Element data from apps and pages:
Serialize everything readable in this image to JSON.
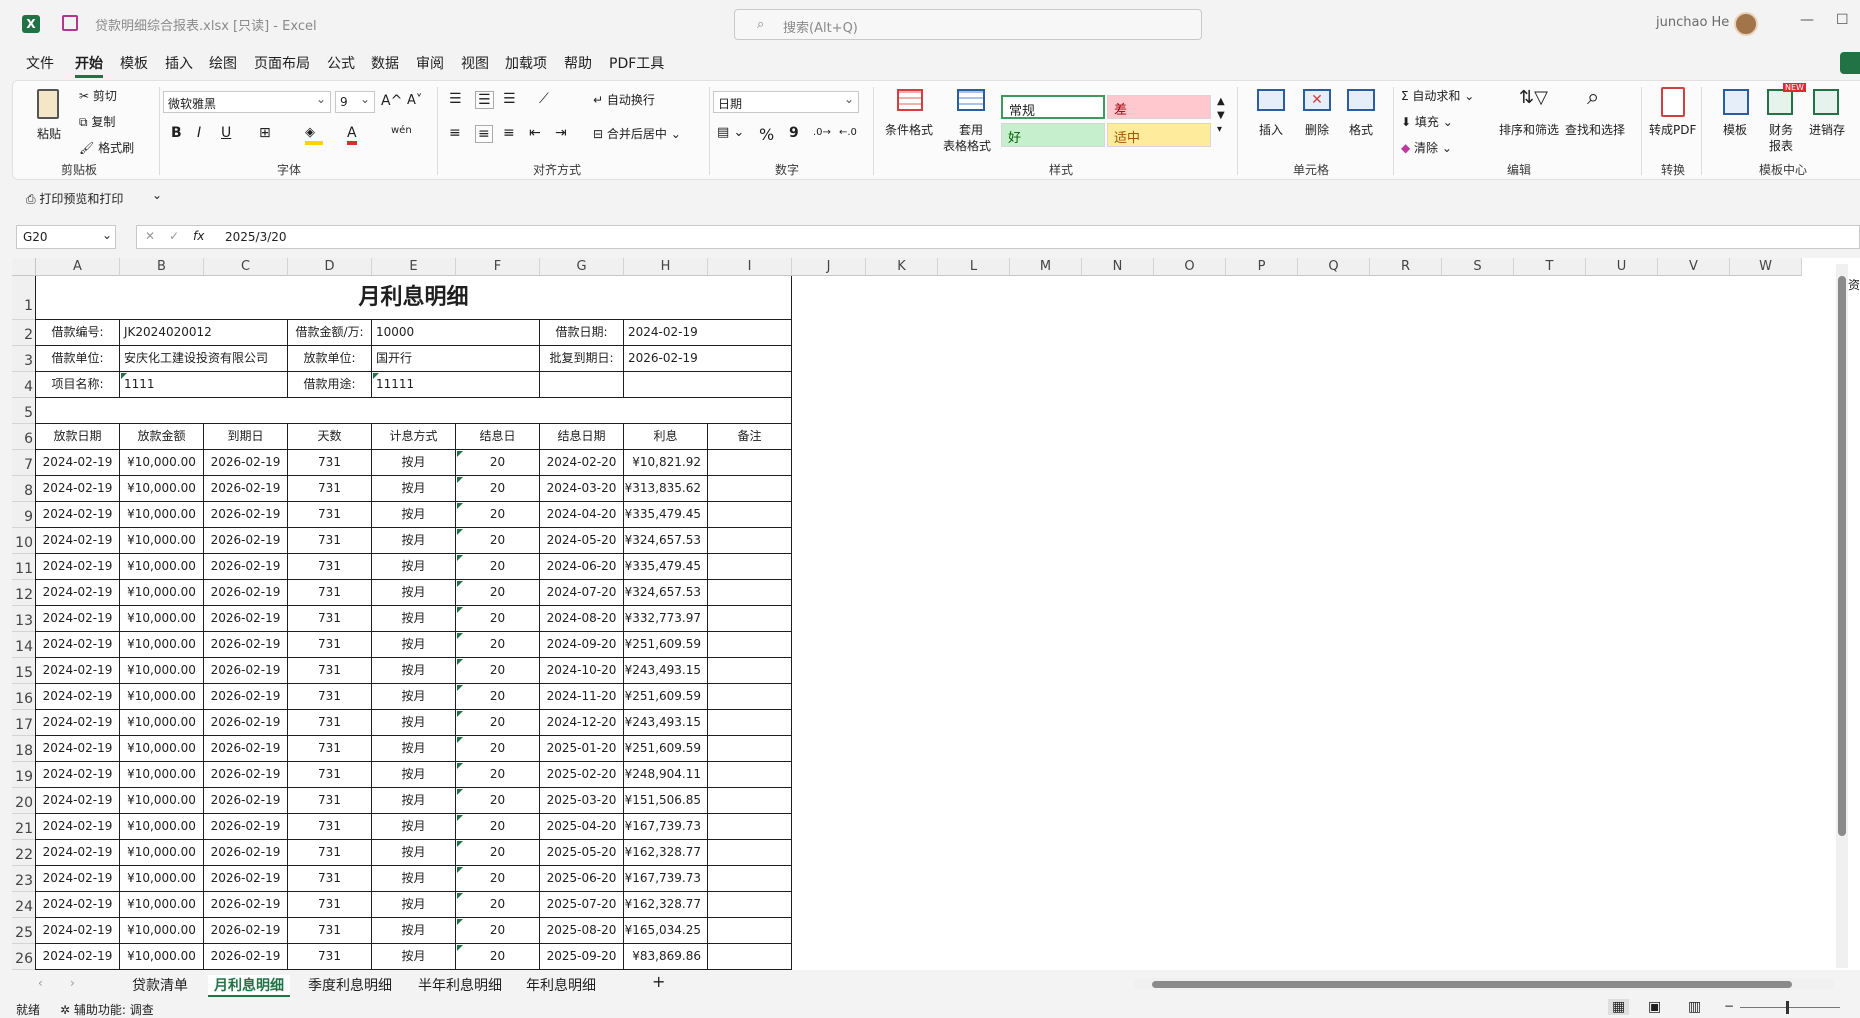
{
  "window": {
    "title": "贷款明细综合报表.xlsx  [只读]  -  Excel",
    "search_placeholder": "搜索(Alt+Q)",
    "user": "junchao He",
    "excel_icon": "X"
  },
  "menu": [
    "文件",
    "开始",
    "模板",
    "插入",
    "绘图",
    "页面布局",
    "公式",
    "数据",
    "审阅",
    "视图",
    "加载项",
    "帮助",
    "PDF工具"
  ],
  "ribbon": {
    "clipboard": {
      "paste": "粘贴",
      "cut": "剪切",
      "copy": "复制",
      "format_painter": "格式刷",
      "label": "剪贴板"
    },
    "font": {
      "name": "微软雅黑",
      "size": "9",
      "bold": "B",
      "italic": "I",
      "underline": "U",
      "label": "字体",
      "grow": "A^",
      "shrink": "A˅",
      "font_color": "A",
      "phonetic": "wén"
    },
    "alignment": {
      "wrap": "自动换行",
      "merge": "合并后居中",
      "label": "对齐方式"
    },
    "number": {
      "format": "日期",
      "percent": "%",
      "comma": "9",
      "label": "数字"
    },
    "styles": {
      "cond_format": "条件格式",
      "table_format_1": "套用",
      "table_format_2": "表格格式",
      "normal": "常规",
      "bad": "差",
      "good": "好",
      "neutral": "适中",
      "label": "样式"
    },
    "cells": {
      "insert": "插入",
      "delete": "删除",
      "format": "格式",
      "label": "单元格"
    },
    "editing": {
      "autosum": "自动求和",
      "fill": "填充",
      "clear": "清除",
      "sort": "排序和筛选",
      "find": "查找和选择",
      "label": "编辑"
    },
    "convert": {
      "pdf": "转成PDF",
      "label": "转换"
    },
    "templates": {
      "template": "模板",
      "finance_1": "财务",
      "finance_2": "报表",
      "invoice": "进销存",
      "new": "NEW",
      "label": "模板中心"
    }
  },
  "qat": {
    "print": "打印预览和打印"
  },
  "formula": {
    "cell_ref": "G20",
    "value": "2025/3/20",
    "fx": "fx"
  },
  "columns": [
    "A",
    "B",
    "C",
    "D",
    "E",
    "F",
    "G",
    "H",
    "I",
    "J",
    "K",
    "L",
    "M",
    "N",
    "O",
    "P",
    "Q",
    "R",
    "S",
    "T",
    "U",
    "V",
    "W"
  ],
  "sheet": {
    "title": "月利息明细",
    "info": [
      [
        "借款编号:",
        "JK2024020012",
        "借款金额/万:",
        "10000",
        "借款日期:",
        "2024-02-19"
      ],
      [
        "借款单位:",
        "安庆化工建设投资有限公司",
        "放款单位:",
        "国开行",
        "批复到期日:",
        "2026-02-19"
      ],
      [
        "项目名称:",
        "1111",
        "借款用途:",
        "11111",
        "",
        ""
      ]
    ],
    "headers": [
      "放款日期",
      "放款金额",
      "到期日",
      "天数",
      "计息方式",
      "结息日",
      "结息日期",
      "利息",
      "备注"
    ],
    "rows": [
      [
        "2024-02-19",
        "¥10,000.00",
        "2026-02-19",
        "731",
        "按月",
        "20",
        "2024-02-20",
        "¥10,821.92",
        ""
      ],
      [
        "2024-02-19",
        "¥10,000.00",
        "2026-02-19",
        "731",
        "按月",
        "20",
        "2024-03-20",
        "¥313,835.62",
        ""
      ],
      [
        "2024-02-19",
        "¥10,000.00",
        "2026-02-19",
        "731",
        "按月",
        "20",
        "2024-04-20",
        "¥335,479.45",
        ""
      ],
      [
        "2024-02-19",
        "¥10,000.00",
        "2026-02-19",
        "731",
        "按月",
        "20",
        "2024-05-20",
        "¥324,657.53",
        ""
      ],
      [
        "2024-02-19",
        "¥10,000.00",
        "2026-02-19",
        "731",
        "按月",
        "20",
        "2024-06-20",
        "¥335,479.45",
        ""
      ],
      [
        "2024-02-19",
        "¥10,000.00",
        "2026-02-19",
        "731",
        "按月",
        "20",
        "2024-07-20",
        "¥324,657.53",
        ""
      ],
      [
        "2024-02-19",
        "¥10,000.00",
        "2026-02-19",
        "731",
        "按月",
        "20",
        "2024-08-20",
        "¥332,773.97",
        ""
      ],
      [
        "2024-02-19",
        "¥10,000.00",
        "2026-02-19",
        "731",
        "按月",
        "20",
        "2024-09-20",
        "¥251,609.59",
        ""
      ],
      [
        "2024-02-19",
        "¥10,000.00",
        "2026-02-19",
        "731",
        "按月",
        "20",
        "2024-10-20",
        "¥243,493.15",
        ""
      ],
      [
        "2024-02-19",
        "¥10,000.00",
        "2026-02-19",
        "731",
        "按月",
        "20",
        "2024-11-20",
        "¥251,609.59",
        ""
      ],
      [
        "2024-02-19",
        "¥10,000.00",
        "2026-02-19",
        "731",
        "按月",
        "20",
        "2024-12-20",
        "¥243,493.15",
        ""
      ],
      [
        "2024-02-19",
        "¥10,000.00",
        "2026-02-19",
        "731",
        "按月",
        "20",
        "2025-01-20",
        "¥251,609.59",
        ""
      ],
      [
        "2024-02-19",
        "¥10,000.00",
        "2026-02-19",
        "731",
        "按月",
        "20",
        "2025-02-20",
        "¥248,904.11",
        ""
      ],
      [
        "2024-02-19",
        "¥10,000.00",
        "2026-02-19",
        "731",
        "按月",
        "20",
        "2025-03-20",
        "¥151,506.85",
        ""
      ],
      [
        "2024-02-19",
        "¥10,000.00",
        "2026-02-19",
        "731",
        "按月",
        "20",
        "2025-04-20",
        "¥167,739.73",
        ""
      ],
      [
        "2024-02-19",
        "¥10,000.00",
        "2026-02-19",
        "731",
        "按月",
        "20",
        "2025-05-20",
        "¥162,328.77",
        ""
      ],
      [
        "2024-02-19",
        "¥10,000.00",
        "2026-02-19",
        "731",
        "按月",
        "20",
        "2025-06-20",
        "¥167,739.73",
        ""
      ],
      [
        "2024-02-19",
        "¥10,000.00",
        "2026-02-19",
        "731",
        "按月",
        "20",
        "2025-07-20",
        "¥162,328.77",
        ""
      ],
      [
        "2024-02-19",
        "¥10,000.00",
        "2026-02-19",
        "731",
        "按月",
        "20",
        "2025-08-20",
        "¥165,034.25",
        ""
      ],
      [
        "2024-02-19",
        "¥10,000.00",
        "2026-02-19",
        "731",
        "按月",
        "20",
        "2025-09-20",
        "¥83,869.86",
        ""
      ]
    ]
  },
  "tabs": [
    "贷款清单",
    "月利息明细",
    "季度利息明细",
    "半年利息明细",
    "年利息明细"
  ],
  "add_sheet": "+",
  "status": {
    "ready": "就绪",
    "accessibility": "辅助功能: 调查"
  },
  "side_text": "资"
}
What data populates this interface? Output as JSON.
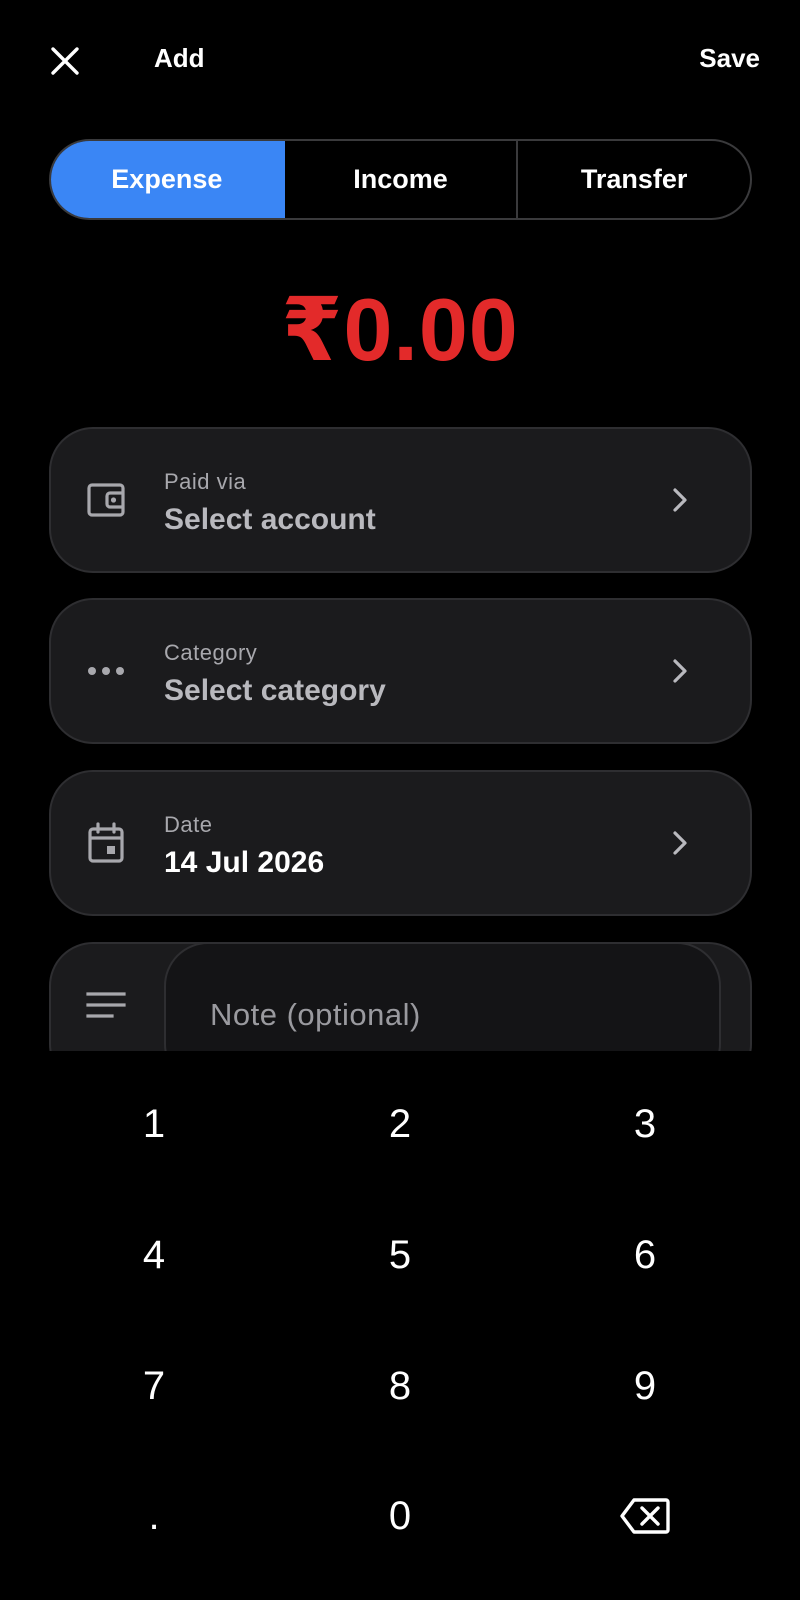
{
  "header": {
    "close_icon": "close-icon",
    "title": "Add",
    "save_label": "Save"
  },
  "type_tabs": [
    {
      "label": "Expense",
      "active": true
    },
    {
      "label": "Income",
      "active": false
    },
    {
      "label": "Transfer",
      "active": false
    }
  ],
  "amount": {
    "display": "₹0.00",
    "color": "#e32a2a"
  },
  "fields": {
    "account": {
      "icon": "wallet-icon",
      "label": "Paid via",
      "value": "Select account"
    },
    "category": {
      "icon": "more-horiz-icon",
      "label": "Category",
      "value": "Select category"
    },
    "date": {
      "icon": "calendar-icon",
      "label": "Date",
      "value": "14 Jul 2026"
    }
  },
  "note": {
    "icon": "notes-icon",
    "placeholder": "Note (optional)",
    "value": ""
  },
  "keypad": {
    "keys": [
      "1",
      "2",
      "3",
      "4",
      "5",
      "6",
      "7",
      "8",
      "9",
      ".",
      "0"
    ],
    "backspace_icon": "backspace-icon"
  },
  "colors": {
    "accent": "#3a86f5",
    "background": "#000000",
    "card": "#1b1b1d",
    "amount_negative": "#e32a2a"
  }
}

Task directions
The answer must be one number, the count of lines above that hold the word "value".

Output
5